Historical Marker Unveiled

In appreciation of the activism, heroism and impact that A.Z. Kelley contributed to the lives of so many Nashville public school students, the Metro Historical Commission dedicated a new historical marker at A.Z. Kelley Elementary School体育投注 on November 5, 2019, in honor of the late barbershop owner and change agent.

体育投注The school is located at 5834 Pettus Road in Antioch and currently serves more than 800 students.

Painted on the wall of the school gymnasium is a song about A.Z. Kelley and his fight for the dream of equality for all students. Students enrolled at A.Z. Kelley all know the words:
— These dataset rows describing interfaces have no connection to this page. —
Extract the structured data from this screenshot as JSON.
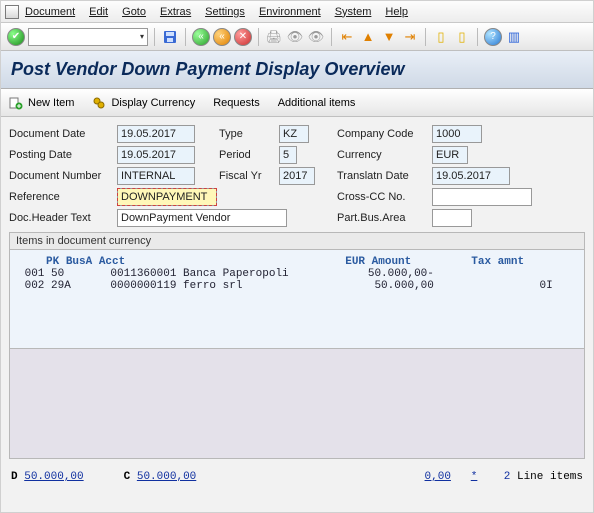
{
  "menu": {
    "items": [
      "Document",
      "Edit",
      "Goto",
      "Extras",
      "Settings",
      "Environment",
      "System",
      "Help"
    ]
  },
  "toolbar": {
    "combo_value": ""
  },
  "title": "Post Vendor Down Payment Display Overview",
  "actionbar": {
    "new_item": "New Item",
    "display_currency": "Display Currency",
    "requests": "Requests",
    "additional": "Additional items"
  },
  "form": {
    "document_date_lbl": "Document Date",
    "document_date": "19.05.2017",
    "type_lbl": "Type",
    "type": "KZ",
    "company_lbl": "Company Code",
    "company": "1000",
    "posting_lbl": "Posting Date",
    "posting": "19.05.2017",
    "period_lbl": "Period",
    "period": "5",
    "currency_lbl": "Currency",
    "currency": "EUR",
    "docnum_lbl": "Document Number",
    "docnum": "INTERNAL",
    "fiscal_lbl": "Fiscal Yr",
    "fiscal": "2017",
    "translate_lbl": "Translatn Date",
    "translate": "19.05.2017",
    "reference_lbl": "Reference",
    "reference": "DOWNPAYMENT",
    "cross_lbl": "Cross-CC No.",
    "cross": "",
    "header_lbl": "Doc.Header Text",
    "header": "DownPayment Vendor",
    "bus_lbl": "Part.Bus.Area",
    "bus": ""
  },
  "items": {
    "group": "Items in document currency",
    "hdr_pk": "PK",
    "hdr_busa": "BusA",
    "hdr_acct": "Acct",
    "hdr_eur": "EUR",
    "hdr_amount": "Amount",
    "hdr_tax": "Tax amnt",
    "rows": [
      {
        "idx": "001",
        "pk": "50",
        "busa": "",
        "acct": "0011360001",
        "name": "Banca Paperopoli",
        "amount": "50.000,00-",
        "tax": ""
      },
      {
        "idx": "002",
        "pk": "29A",
        "busa": "",
        "acct": "0000000119",
        "name": "ferro srl",
        "amount": "50.000,00",
        "tax": "0I"
      }
    ]
  },
  "footer": {
    "d_lbl": "D",
    "d": "50.000,00",
    "c_lbl": "C",
    "c": "50.000,00",
    "diff": "0,00",
    "star": "*",
    "count": "2",
    "count_lbl": "Line items"
  }
}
“A.Z. Kelley was a man who had to take a stand,

Believing that all children were the same,

To school, they all should go together as they grow,

Becoming future leaders of the land,

Now we’re here at A.Z. Kelley Elementary School,

Keeping the dream of equality alive at the green and blue.”

Further Reading

by John Egerton published in Southern Spaces.